7. Rodríguez-Martín M, Sáez-Rodríguez M, Esquivel B, Gonzáalez RS, Cabrera AN, Herrera AM. Clear cell sarcoma: a case mimicking primary cutaneous malignant melanoma. Indian J Dermatol. 2009;54(2):168-172. https://doi.org/10.4103/0019-5154.53193
8. Juel J, Ibrahim RM. A case of clear cell sarcoma - a rare malignancy. Int J Surg Case Rep. 2017;36:151-154. https://doi.org/10.1016/j.ijscr.2017.05.034
9. Tong TR, Chow TC, Chan OW, et al. Clear-cell sarcoma diagnosis by fine-needle aspiration: cytologic, histologic, and ultrastructural features; potential pitfalls; and literature review. Diagn Cytopathol. 2002;26(3):174-180. https://doi.org/10.1002/dc.10081

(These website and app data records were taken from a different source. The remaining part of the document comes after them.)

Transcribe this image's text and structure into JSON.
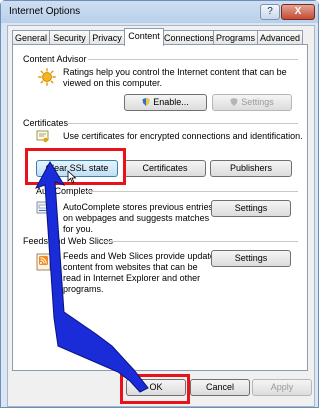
{
  "window": {
    "title": "Internet Options",
    "help_glyph": "?",
    "close_glyph": "X"
  },
  "tabs": [
    {
      "label": "General"
    },
    {
      "label": "Security"
    },
    {
      "label": "Privacy"
    },
    {
      "label": "Content"
    },
    {
      "label": "Connections"
    },
    {
      "label": "Programs"
    },
    {
      "label": "Advanced"
    }
  ],
  "active_tab": "Content",
  "content_advisor": {
    "title": "Content Advisor",
    "desc_line1": "Ratings help you control the Internet content that can be",
    "desc_line2": "viewed on this computer.",
    "enable_label": "Enable...",
    "settings_label": "Settings"
  },
  "certificates": {
    "title": "Certificates",
    "desc": "Use certificates for encrypted connections and identification.",
    "clear_ssl_label": "Clear SSL state",
    "certificates_label": "Certificates",
    "publishers_label": "Publishers"
  },
  "autocomplete": {
    "title": "AutoComplete",
    "title_visible": "AutoComplete",
    "desc_line1": "AutoComplete stores previous entries",
    "desc_line2": "on webpages and suggests matches",
    "desc_line3": "for you.",
    "settings_label": "Settings"
  },
  "feeds": {
    "title": "Feeds and Web Slices",
    "desc_line1": "Feeds and Web Slices provide updated",
    "desc_line2": "content from websites that can be",
    "desc_line3": "read in Internet Explorer and other",
    "desc_line4": "programs.",
    "settings_label": "Settings"
  },
  "footer": {
    "ok_label": "OK",
    "cancel_label": "Cancel",
    "apply_label": "Apply"
  },
  "colors": {
    "highlight_box": "#e8121b",
    "arrow": "#1a2bd8"
  }
}
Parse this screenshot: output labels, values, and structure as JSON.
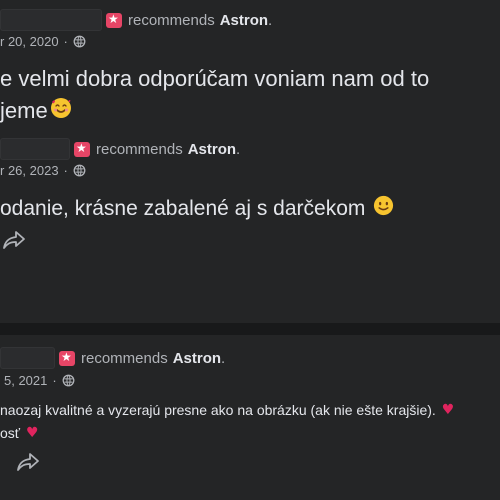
{
  "posts": [
    {
      "recommends_prefix": "recommends",
      "page_name": "Astron",
      "name_suffix": ".",
      "date": "r 20, 2020",
      "date_sep": "·",
      "text_line1": "e velmi dobra odporúčam voniam nam od to",
      "text_line2": "jeme",
      "emoji": "smiling-face-with-hearts"
    },
    {
      "recommends_prefix": "recommends",
      "page_name": "Astron",
      "name_suffix": ".",
      "date": "r 26, 2023",
      "date_sep": "·",
      "text_line1": "odanie, krásne zabalené aj s darčekom",
      "emoji": "slightly-smiling-face"
    },
    {
      "recommends_prefix": "recommends",
      "page_name": "Astron",
      "name_suffix": ".",
      "date": "5, 2021",
      "date_sep": "·",
      "text_line1": "naozaj kvalitné a vyzerajú presne ako na obrázku (ak nie ešte krajšie).",
      "text_line2": "osť",
      "heart": "♥"
    }
  ],
  "colors": {
    "background": "#18191a",
    "card": "#242526",
    "recommend_badge": "#e64566",
    "heart": "#e0245e"
  }
}
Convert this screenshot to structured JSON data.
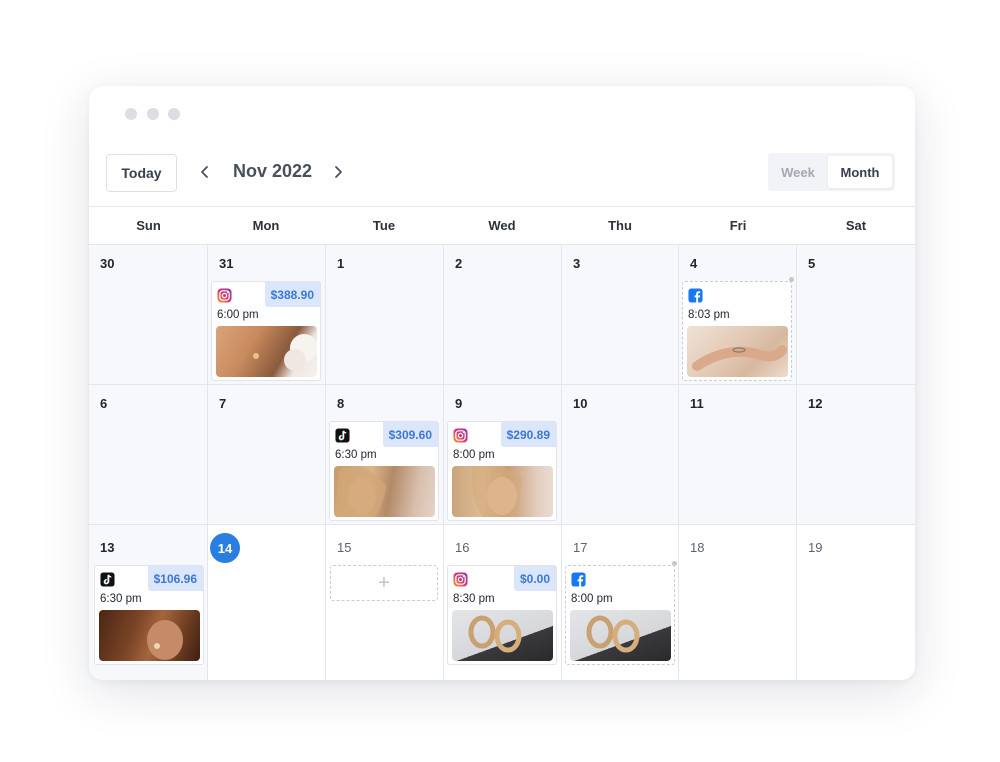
{
  "toolbar": {
    "today_label": "Today",
    "month_label": "Nov 2022",
    "view_week": "Week",
    "view_month": "Month",
    "active_view": "Month"
  },
  "weekdays": [
    "Sun",
    "Mon",
    "Tue",
    "Wed",
    "Thu",
    "Fri",
    "Sat"
  ],
  "calendar": {
    "today_date": "14",
    "colors": {
      "accent": "#2a7de1",
      "price_bg": "#dbe6fb",
      "price_text": "#3a78d8",
      "past_bg": "#f7f8fc"
    },
    "weeks": [
      [
        "30",
        "31",
        "1",
        "2",
        "3",
        "4",
        "5"
      ],
      [
        "6",
        "7",
        "8",
        "9",
        "10",
        "11",
        "12"
      ],
      [
        "13",
        "14",
        "15",
        "16",
        "17",
        "18",
        "19"
      ]
    ]
  },
  "posts": [
    {
      "date": "31",
      "platform": "instagram-icon",
      "price": "$388.90",
      "time": "6:00 pm",
      "image": "earring-portrait-with-flower",
      "style": "solid"
    },
    {
      "date": "4",
      "platform": "facebook-icon",
      "price": "",
      "time": "8:03 pm",
      "image": "hands-with-bracelet",
      "style": "dashed"
    },
    {
      "date": "8",
      "platform": "tiktok-icon",
      "price": "$309.60",
      "time": "6:30 pm",
      "image": "blonde-woman-profile",
      "style": "solid"
    },
    {
      "date": "9",
      "platform": "instagram-icon",
      "price": "$290.89",
      "time": "8:00 pm",
      "image": "woman-touching-earring",
      "style": "solid"
    },
    {
      "date": "13",
      "platform": "tiktok-icon",
      "price": "$106.96",
      "time": "6:30 pm",
      "image": "brunette-earring-closeup",
      "style": "solid"
    },
    {
      "date": "16",
      "platform": "instagram-icon",
      "price": "$0.00",
      "time": "8:30 pm",
      "image": "gold-hoop-earrings",
      "style": "solid"
    },
    {
      "date": "17",
      "platform": "facebook-icon",
      "price": "",
      "time": "8:00 pm",
      "image": "gold-hoop-earrings",
      "style": "dashed"
    }
  ],
  "add_slot": {
    "date": "15",
    "symbol": "+"
  }
}
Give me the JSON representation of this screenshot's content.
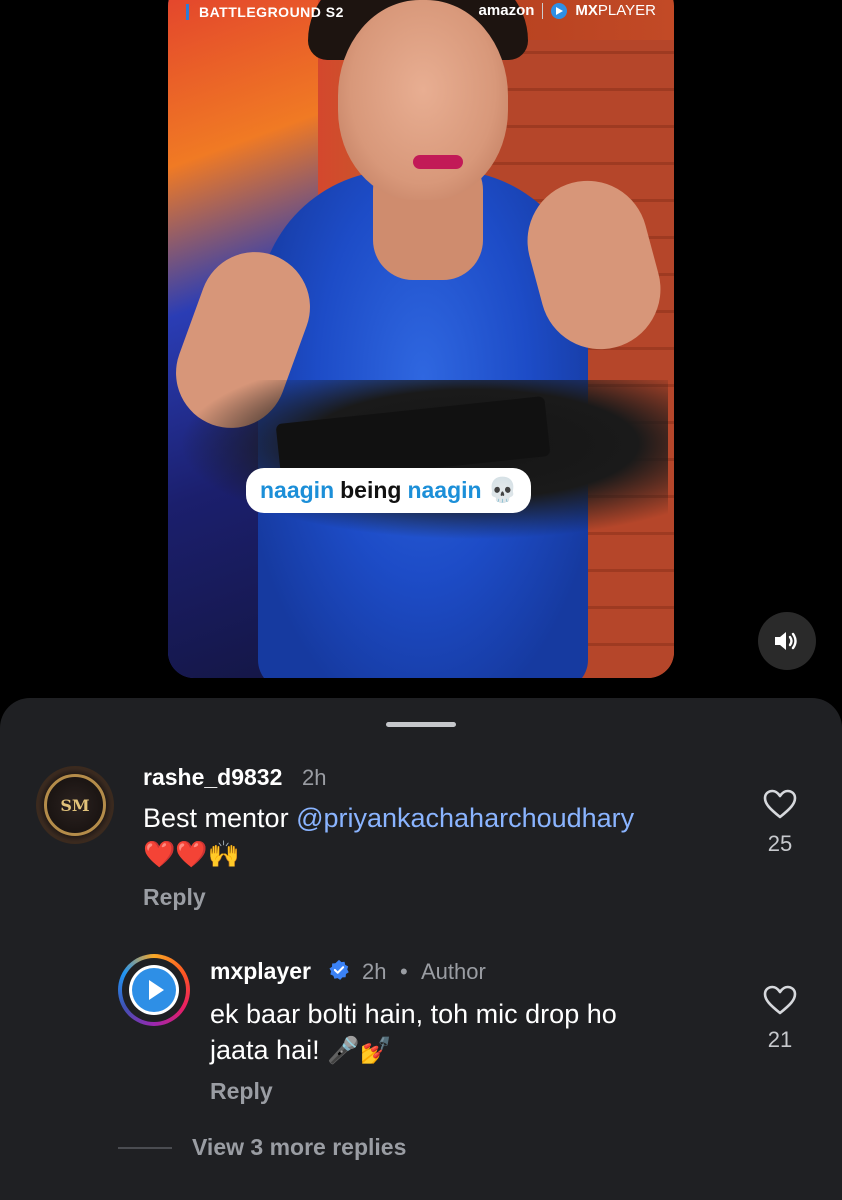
{
  "video": {
    "show_title": "BATTLEGROUND S2",
    "brand_amazon": "amazon",
    "brand_mx_bold": "MX",
    "brand_mx_rest": "PLAYER",
    "caption_word1": "naagin",
    "caption_word2": "being",
    "caption_word3": "naagin",
    "caption_emoji": "💀",
    "mute_icon": "speaker-volume-icon"
  },
  "comments": [
    {
      "username": "rashe_d9832",
      "time": "2h",
      "avatar_text": "SM",
      "text_prefix": "Best mentor ",
      "mention": "@priyankachaharchoudhary",
      "emojis": "❤️❤️🙌",
      "reply_label": "Reply",
      "likes": "25"
    },
    {
      "username": "mxplayer",
      "time": "2h",
      "separator": "•",
      "author_label": "Author",
      "text_line1": "ek baar bolti hain, toh mic drop ho",
      "text_line2": "jaata hai! ",
      "emojis": "🎤💅",
      "reply_label": "Reply",
      "likes": "21"
    }
  ],
  "view_more": "View 3 more replies",
  "colors": {
    "sheet_bg": "#1f2023",
    "mention": "#8ab4ff",
    "caption_blue": "#1c8fd8",
    "verified_blue": "#3b82f6"
  }
}
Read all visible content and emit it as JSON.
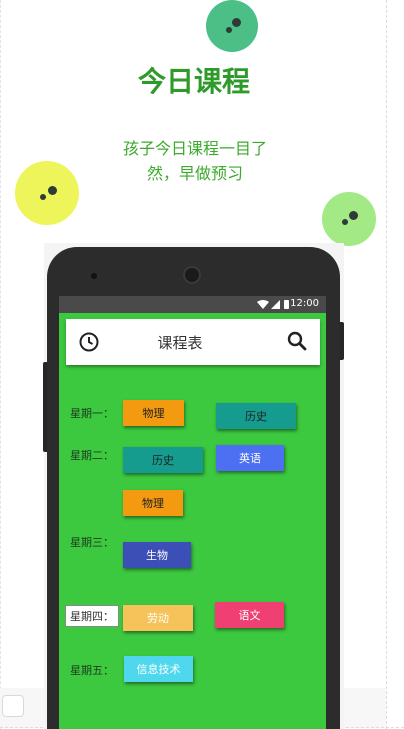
{
  "promo": {
    "title": "今日课程",
    "subtitle": "孩子今日课程一目了然，早做预习"
  },
  "status_bar": {
    "time": "12:00"
  },
  "app_bar": {
    "title": "课程表",
    "left_icon": "clock-icon",
    "right_icon": "search-icon"
  },
  "days": [
    {
      "label": "星期一："
    },
    {
      "label": "星期二："
    },
    {
      "label": "星期三："
    },
    {
      "label": "星期四："
    },
    {
      "label": "星期五："
    }
  ],
  "courses": [
    {
      "label": "物理",
      "color": "#f39a10"
    },
    {
      "label": "历史",
      "color": "#169c8e"
    },
    {
      "label": "历史",
      "color": "#169c8e"
    },
    {
      "label": "英语",
      "color": "#4d70f2"
    },
    {
      "label": "物理",
      "color": "#f39a10"
    },
    {
      "label": "生物",
      "color": "#3b4fb6"
    },
    {
      "label": "劳动",
      "color": "#f6c35a"
    },
    {
      "label": "语文",
      "color": "#ef3f73"
    },
    {
      "label": "信息技术",
      "color": "#4fd7ee"
    }
  ],
  "colors": {
    "screen_bg": "#3cc83f",
    "title_green": "#2e9a2a",
    "bubble_top": "#4cbf86",
    "bubble_left": "#eef55a",
    "bubble_right": "#a3ea86"
  }
}
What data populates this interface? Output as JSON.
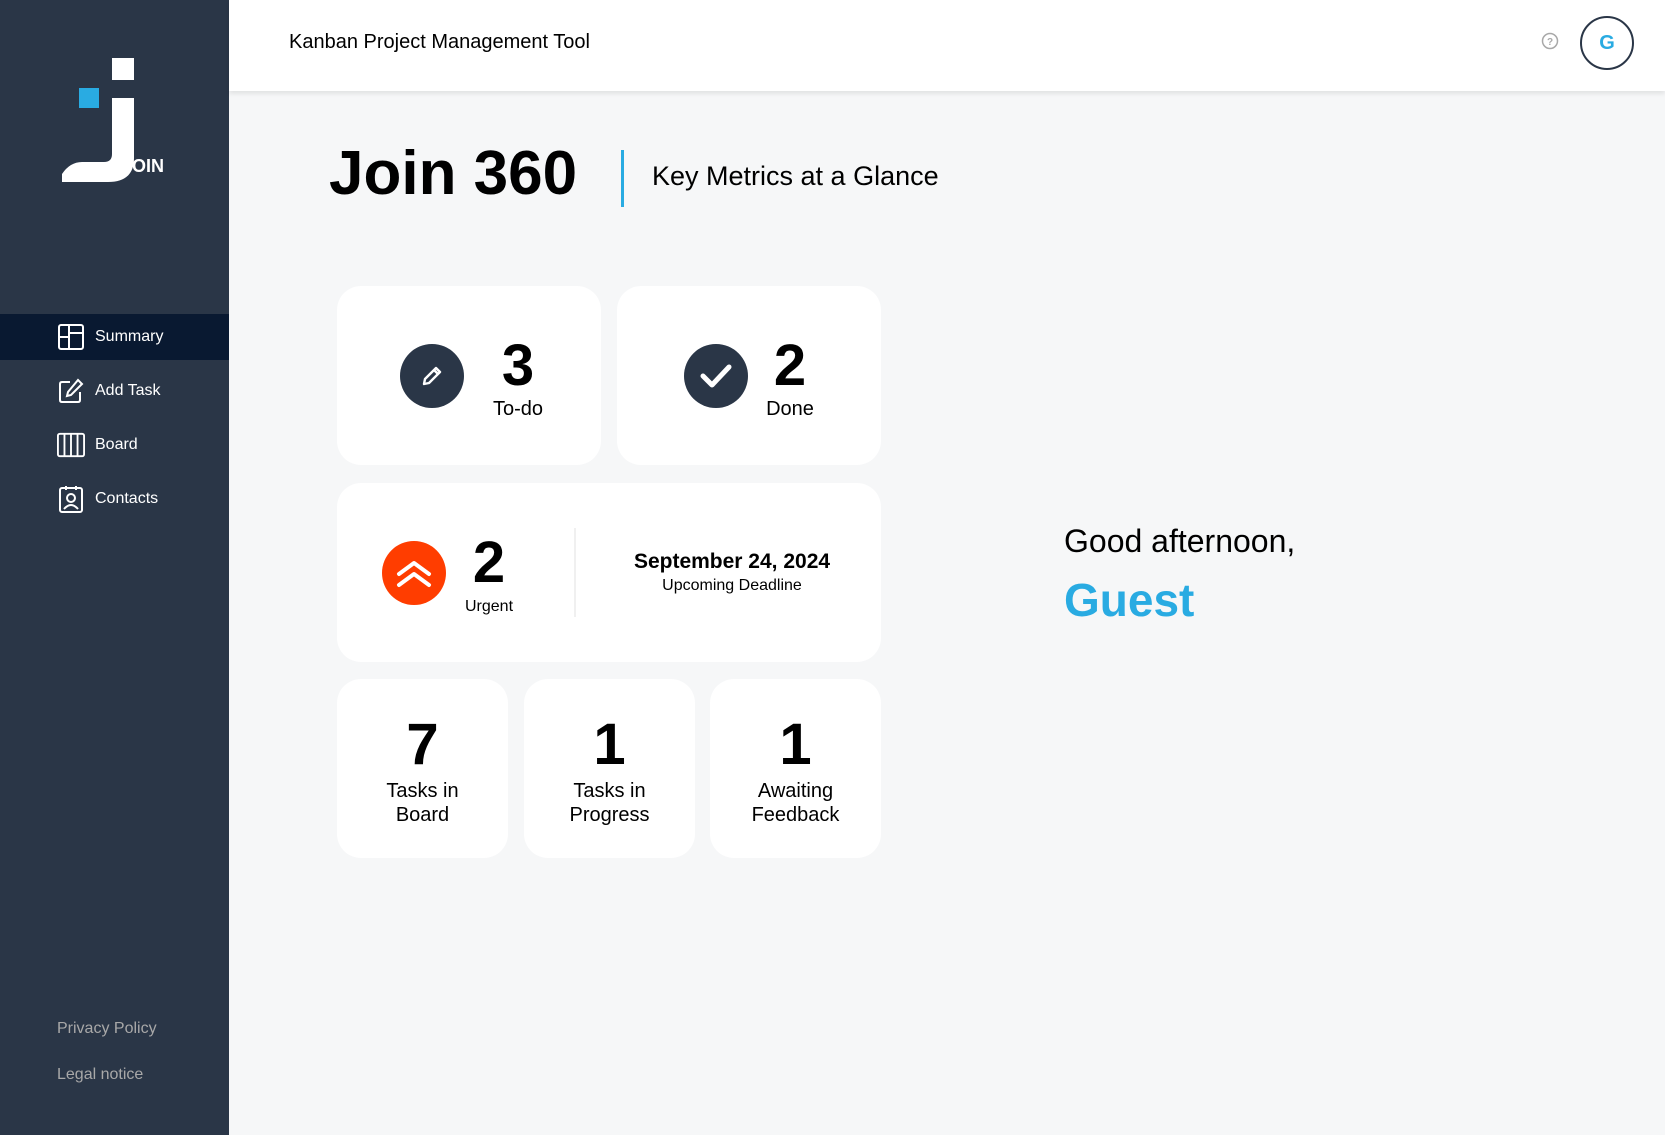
{
  "app": {
    "header_title": "Kanban Project Management Tool",
    "avatar_initial": "G"
  },
  "logo": {
    "text": "OIN"
  },
  "sidebar": {
    "items": [
      {
        "label": "Summary",
        "icon": "summary-icon",
        "active": true
      },
      {
        "label": "Add Task",
        "icon": "edit-icon",
        "active": false
      },
      {
        "label": "Board",
        "icon": "board-icon",
        "active": false
      },
      {
        "label": "Contacts",
        "icon": "contacts-icon",
        "active": false
      }
    ],
    "footer": {
      "privacy": "Privacy Policy",
      "legal": "Legal notice"
    }
  },
  "main": {
    "title": "Join 360",
    "subtitle": "Key Metrics at a Glance",
    "todo": {
      "count": "3",
      "label": "To-do"
    },
    "done": {
      "count": "2",
      "label": "Done"
    },
    "urgent": {
      "count": "2",
      "label": "Urgent"
    },
    "deadline": {
      "date": "September 24, 2024",
      "label": "Upcoming Deadline"
    },
    "board": {
      "count": "7",
      "label_line1": "Tasks in",
      "label_line2": "Board"
    },
    "progress": {
      "count": "1",
      "label_line1": "Tasks in",
      "label_line2": "Progress"
    },
    "feedback": {
      "count": "1",
      "label_line1": "Awaiting",
      "label_line2": "Feedback"
    },
    "greeting": "Good afternoon,",
    "user_name": "Guest"
  },
  "colors": {
    "sidebar_bg": "#2a3647",
    "active_item_bg": "#091931",
    "accent": "#29abe2",
    "urgent": "#ff3d00"
  }
}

10. National Comprehensive Cancer Network. Soft Tissue Sarcoma. Accessed February 1, 2021. https://www.nccn.org/professionals/physician_gls/pdf/sarcoma.pdf
11. Czarnecka AM, Sobczuk P, Zdzienicki M, Spałek M, Dudzisz-Śledź M, Rutkowski P. Clear cell sarcoma. Oncol Clin Prac. 2019;14(6):354-363. doi:10.5603/ocp.2018.0049